**INPUT DATA:**

■ ■ ■ ■ ■

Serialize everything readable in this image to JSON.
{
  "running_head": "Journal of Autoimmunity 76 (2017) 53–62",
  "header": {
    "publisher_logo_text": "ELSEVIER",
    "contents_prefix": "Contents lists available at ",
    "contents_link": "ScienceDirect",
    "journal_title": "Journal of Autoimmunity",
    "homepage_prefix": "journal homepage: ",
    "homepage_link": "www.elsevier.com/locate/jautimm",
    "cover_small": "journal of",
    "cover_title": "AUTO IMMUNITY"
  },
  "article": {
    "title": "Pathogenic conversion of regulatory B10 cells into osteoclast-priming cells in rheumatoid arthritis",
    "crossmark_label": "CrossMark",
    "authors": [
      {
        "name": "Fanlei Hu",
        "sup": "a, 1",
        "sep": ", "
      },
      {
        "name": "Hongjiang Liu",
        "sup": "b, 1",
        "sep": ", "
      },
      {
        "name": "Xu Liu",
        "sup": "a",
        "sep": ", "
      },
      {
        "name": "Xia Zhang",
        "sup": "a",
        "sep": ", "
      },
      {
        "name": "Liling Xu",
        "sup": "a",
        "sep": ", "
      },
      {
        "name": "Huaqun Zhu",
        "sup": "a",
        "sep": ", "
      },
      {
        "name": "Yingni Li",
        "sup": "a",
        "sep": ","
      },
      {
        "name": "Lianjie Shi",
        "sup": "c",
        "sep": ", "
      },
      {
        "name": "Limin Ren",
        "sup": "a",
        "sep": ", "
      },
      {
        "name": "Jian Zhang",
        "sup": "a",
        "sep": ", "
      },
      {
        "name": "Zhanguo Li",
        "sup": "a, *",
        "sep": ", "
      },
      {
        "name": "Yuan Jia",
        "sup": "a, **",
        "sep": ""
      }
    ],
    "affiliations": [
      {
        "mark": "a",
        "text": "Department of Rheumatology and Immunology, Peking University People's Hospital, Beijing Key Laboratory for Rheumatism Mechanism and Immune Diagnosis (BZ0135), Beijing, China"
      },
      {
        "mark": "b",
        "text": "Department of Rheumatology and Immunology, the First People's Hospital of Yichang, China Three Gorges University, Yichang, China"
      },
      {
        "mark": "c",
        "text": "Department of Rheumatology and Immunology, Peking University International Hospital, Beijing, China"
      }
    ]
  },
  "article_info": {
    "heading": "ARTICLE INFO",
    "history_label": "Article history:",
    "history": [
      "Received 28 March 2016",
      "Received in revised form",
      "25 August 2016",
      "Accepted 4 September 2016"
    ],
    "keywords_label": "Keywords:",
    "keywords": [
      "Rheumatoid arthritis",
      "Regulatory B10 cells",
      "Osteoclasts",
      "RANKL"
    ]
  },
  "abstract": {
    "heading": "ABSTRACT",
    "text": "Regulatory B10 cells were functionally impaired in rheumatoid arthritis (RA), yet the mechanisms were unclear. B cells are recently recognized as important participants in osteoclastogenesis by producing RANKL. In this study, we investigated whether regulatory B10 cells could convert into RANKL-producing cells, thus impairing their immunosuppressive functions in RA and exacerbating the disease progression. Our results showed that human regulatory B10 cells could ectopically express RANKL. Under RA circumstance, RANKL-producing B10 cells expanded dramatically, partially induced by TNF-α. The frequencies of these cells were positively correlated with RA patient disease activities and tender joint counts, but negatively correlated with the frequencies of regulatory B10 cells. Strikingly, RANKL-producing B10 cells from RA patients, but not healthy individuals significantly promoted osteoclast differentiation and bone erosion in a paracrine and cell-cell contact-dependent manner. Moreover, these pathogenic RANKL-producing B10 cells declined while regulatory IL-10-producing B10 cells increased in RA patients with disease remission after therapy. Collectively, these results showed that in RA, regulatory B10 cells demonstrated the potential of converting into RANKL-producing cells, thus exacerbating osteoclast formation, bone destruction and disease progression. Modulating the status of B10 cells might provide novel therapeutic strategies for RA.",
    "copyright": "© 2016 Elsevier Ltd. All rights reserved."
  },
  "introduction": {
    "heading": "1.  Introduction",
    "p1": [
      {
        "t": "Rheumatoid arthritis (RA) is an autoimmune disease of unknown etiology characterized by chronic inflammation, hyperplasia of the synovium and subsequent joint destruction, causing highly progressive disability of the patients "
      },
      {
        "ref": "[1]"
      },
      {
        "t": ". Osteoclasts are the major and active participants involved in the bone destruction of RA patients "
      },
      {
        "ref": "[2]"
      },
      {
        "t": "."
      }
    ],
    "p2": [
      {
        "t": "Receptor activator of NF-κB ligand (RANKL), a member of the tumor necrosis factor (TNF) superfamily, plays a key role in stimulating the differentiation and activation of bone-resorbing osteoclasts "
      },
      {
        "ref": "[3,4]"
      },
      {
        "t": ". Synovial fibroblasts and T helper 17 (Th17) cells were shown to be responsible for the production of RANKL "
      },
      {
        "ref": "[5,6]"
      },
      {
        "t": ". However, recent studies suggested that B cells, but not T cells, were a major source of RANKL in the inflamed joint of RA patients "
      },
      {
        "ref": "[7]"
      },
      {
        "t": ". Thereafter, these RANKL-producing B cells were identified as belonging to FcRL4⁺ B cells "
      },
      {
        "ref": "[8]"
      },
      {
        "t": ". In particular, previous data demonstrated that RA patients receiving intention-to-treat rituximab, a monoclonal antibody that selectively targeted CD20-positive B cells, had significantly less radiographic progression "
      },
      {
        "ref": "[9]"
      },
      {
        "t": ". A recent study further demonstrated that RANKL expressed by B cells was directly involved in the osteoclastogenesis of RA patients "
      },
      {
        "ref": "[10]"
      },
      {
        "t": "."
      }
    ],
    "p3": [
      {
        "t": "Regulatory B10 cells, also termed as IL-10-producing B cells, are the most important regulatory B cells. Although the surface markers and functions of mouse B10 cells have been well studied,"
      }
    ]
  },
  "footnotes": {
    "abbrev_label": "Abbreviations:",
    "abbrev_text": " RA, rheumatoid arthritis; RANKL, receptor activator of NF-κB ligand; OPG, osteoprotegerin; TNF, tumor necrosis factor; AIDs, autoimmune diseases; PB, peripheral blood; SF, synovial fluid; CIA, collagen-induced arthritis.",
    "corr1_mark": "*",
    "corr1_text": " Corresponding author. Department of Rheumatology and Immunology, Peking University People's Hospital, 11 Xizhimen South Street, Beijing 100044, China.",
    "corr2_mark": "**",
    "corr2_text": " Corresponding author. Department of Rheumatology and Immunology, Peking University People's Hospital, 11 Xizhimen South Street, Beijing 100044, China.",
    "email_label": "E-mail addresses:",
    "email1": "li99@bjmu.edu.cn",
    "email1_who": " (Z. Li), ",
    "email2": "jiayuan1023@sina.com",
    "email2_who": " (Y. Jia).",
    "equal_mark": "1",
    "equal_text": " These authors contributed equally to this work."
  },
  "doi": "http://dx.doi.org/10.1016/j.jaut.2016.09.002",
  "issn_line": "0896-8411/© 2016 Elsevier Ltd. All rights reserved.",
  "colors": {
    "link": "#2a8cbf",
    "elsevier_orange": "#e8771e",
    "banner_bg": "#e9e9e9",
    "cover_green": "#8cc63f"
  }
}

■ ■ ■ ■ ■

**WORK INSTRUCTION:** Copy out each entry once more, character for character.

**TASK ANSWER:**
Serialize everything readable in this image to JSON.
{
  "running_head": "Journal of Autoimmunity 76 (2017) 53–62",
  "header": {
    "publisher_logo_text": "ELSEVIER",
    "contents_prefix": "Contents lists available at ",
    "contents_link": "ScienceDirect",
    "journal_title": "Journal of Autoimmunity",
    "homepage_prefix": "journal homepage: ",
    "homepage_link": "www.elsevier.com/locate/jautimm",
    "cover_small": "journal of",
    "cover_title": "AUTO IMMUNITY"
  },
  "article": {
    "title": "Pathogenic conversion of regulatory B10 cells into osteoclast-priming cells in rheumatoid arthritis",
    "crossmark_label": "CrossMark",
    "authors": [
      {
        "name": "Fanlei Hu",
        "sup": "a, 1",
        "sep": ", "
      },
      {
        "name": "Hongjiang Liu",
        "sup": "b, 1",
        "sep": ", "
      },
      {
        "name": "Xu Liu",
        "sup": "a",
        "sep": ", "
      },
      {
        "name": "Xia Zhang",
        "sup": "a",
        "sep": ", "
      },
      {
        "name": "Liling Xu",
        "sup": "a",
        "sep": ", "
      },
      {
        "name": "Huaqun Zhu",
        "sup": "a",
        "sep": ", "
      },
      {
        "name": "Yingni Li",
        "sup": "a",
        "sep": ","
      },
      {
        "name": "Lianjie Shi",
        "sup": "c",
        "sep": ", "
      },
      {
        "name": "Limin Ren",
        "sup": "a",
        "sep": ", "
      },
      {
        "name": "Jian Zhang",
        "sup": "a",
        "sep": ", "
      },
      {
        "name": "Zhanguo Li",
        "sup": "a, *",
        "sep": ", "
      },
      {
        "name": "Yuan Jia",
        "sup": "a, **",
        "sep": ""
      }
    ],
    "affiliations": [
      {
        "mark": "a",
        "text": "Department of Rheumatology and Immunology, Peking University People's Hospital, Beijing Key Laboratory for Rheumatism Mechanism and Immune Diagnosis (BZ0135), Beijing, China"
      },
      {
        "mark": "b",
        "text": "Department of Rheumatology and Immunology, the First People's Hospital of Yichang, China Three Gorges University, Yichang, China"
      },
      {
        "mark": "c",
        "text": "Department of Rheumatology and Immunology, Peking University International Hospital, Beijing, China"
      }
    ]
  },
  "article_info": {
    "heading": "ARTICLE INFO",
    "history_label": "Article history:",
    "history": [
      "Received 28 March 2016",
      "Received in revised form",
      "25 August 2016",
      "Accepted 4 September 2016"
    ],
    "keywords_label": "Keywords:",
    "keywords": [
      "Rheumatoid arthritis",
      "Regulatory B10 cells",
      "Osteoclasts",
      "RANKL"
    ]
  },
  "abstract": {
    "heading": "ABSTRACT",
    "text": "Regulatory B10 cells were functionally impaired in rheumatoid arthritis (RA), yet the mechanisms were unclear. B cells are recently recognized as important participants in osteoclastogenesis by producing RANKL. In this study, we investigated whether regulatory B10 cells could convert into RANKL-producing cells, thus impairing their immunosuppressive functions in RA and exacerbating the disease progression. Our results showed that human regulatory B10 cells could ectopically express RANKL. Under RA circumstance, RANKL-producing B10 cells expanded dramatically, partially induced by TNF-α. The frequencies of these cells were positively correlated with RA patient disease activities and tender joint counts, but negatively correlated with the frequencies of regulatory B10 cells. Strikingly, RANKL-producing B10 cells from RA patients, but not healthy individuals significantly promoted osteoclast differentiation and bone erosion in a paracrine and cell-cell contact-dependent manner. Moreover, these pathogenic RANKL-producing B10 cells declined while regulatory IL-10-producing B10 cells increased in RA patients with disease remission after therapy. Collectively, these results showed that in RA, regulatory B10 cells demonstrated the potential of converting into RANKL-producing cells, thus exacerbating osteoclast formation, bone destruction and disease progression. Modulating the status of B10 cells might provide novel therapeutic strategies for RA.",
    "copyright": "© 2016 Elsevier Ltd. All rights reserved."
  },
  "introduction": {
    "heading": "1.  Introduction",
    "p1": [
      {
        "t": "Rheumatoid arthritis (RA) is an autoimmune disease of unknown etiology characterized by chronic inflammation, hyperplasia of the synovium and subsequent joint destruction, causing highly progressive disability of the patients "
      },
      {
        "ref": "[1]"
      },
      {
        "t": ". Osteoclasts are the major and active participants involved in the bone destruction of RA patients "
      },
      {
        "ref": "[2]"
      },
      {
        "t": "."
      }
    ],
    "p2": [
      {
        "t": "Receptor activator of NF-κB ligand (RANKL), a member of the tumor necrosis factor (TNF) superfamily, plays a key role in stimulating the differentiation and activation of bone-resorbing osteoclasts "
      },
      {
        "ref": "[3,4]"
      },
      {
        "t": ". Synovial fibroblasts and T helper 17 (Th17) cells were shown to be responsible for the production of RANKL "
      },
      {
        "ref": "[5,6]"
      },
      {
        "t": ". However, recent studies suggested that B cells, but not T cells, were a major source of RANKL in the inflamed joint of RA patients "
      },
      {
        "ref": "[7]"
      },
      {
        "t": ". Thereafter, these RANKL-producing B cells were identified as belonging to FcRL4⁺ B cells "
      },
      {
        "ref": "[8]"
      },
      {
        "t": ". In particular, previous data demonstrated that RA patients receiving intention-to-treat rituximab, a monoclonal antibody that selectively targeted CD20-positive B cells, had significantly less radiographic progression "
      },
      {
        "ref": "[9]"
      },
      {
        "t": ". A recent study further demonstrated that RANKL expressed by B cells was directly involved in the osteoclastogenesis of RA patients "
      },
      {
        "ref": "[10]"
      },
      {
        "t": "."
      }
    ],
    "p3": [
      {
        "t": "Regulatory B10 cells, also termed as IL-10-producing B cells, are the most important regulatory B cells. Although the surface markers and functions of mouse B10 cells have been well studied,"
      }
    ]
  },
  "footnotes": {
    "abbrev_label": "Abbreviations:",
    "abbrev_text": " RA, rheumatoid arthritis; RANKL, receptor activator of NF-κB ligand; OPG, osteoprotegerin; TNF, tumor necrosis factor; AIDs, autoimmune diseases; PB, peripheral blood; SF, synovial fluid; CIA, collagen-induced arthritis.",
    "corr1_mark": "*",
    "corr1_text": " Corresponding author. Department of Rheumatology and Immunology, Peking University People's Hospital, 11 Xizhimen South Street, Beijing 100044, China.",
    "corr2_mark": "**",
    "corr2_text": " Corresponding author. Department of Rheumatology and Immunology, Peking University People's Hospital, 11 Xizhimen South Street, Beijing 100044, China.",
    "email_label": "E-mail addresses:",
    "email1": "li99@bjmu.edu.cn",
    "email1_who": " (Z. Li), ",
    "email2": "jiayuan1023@sina.com",
    "email2_who": " (Y. Jia).",
    "equal_mark": "1",
    "equal_text": " These authors contributed equally to this work."
  },
  "doi": "http://dx.doi.org/10.1016/j.jaut.2016.09.002",
  "issn_line": "0896-8411/© 2016 Elsevier Ltd. All rights reserved.",
  "colors": {
    "link": "#2a8cbf",
    "elsevier_orange": "#e8771e",
    "banner_bg": "#e9e9e9",
    "cover_green": "#8cc63f"
  }
}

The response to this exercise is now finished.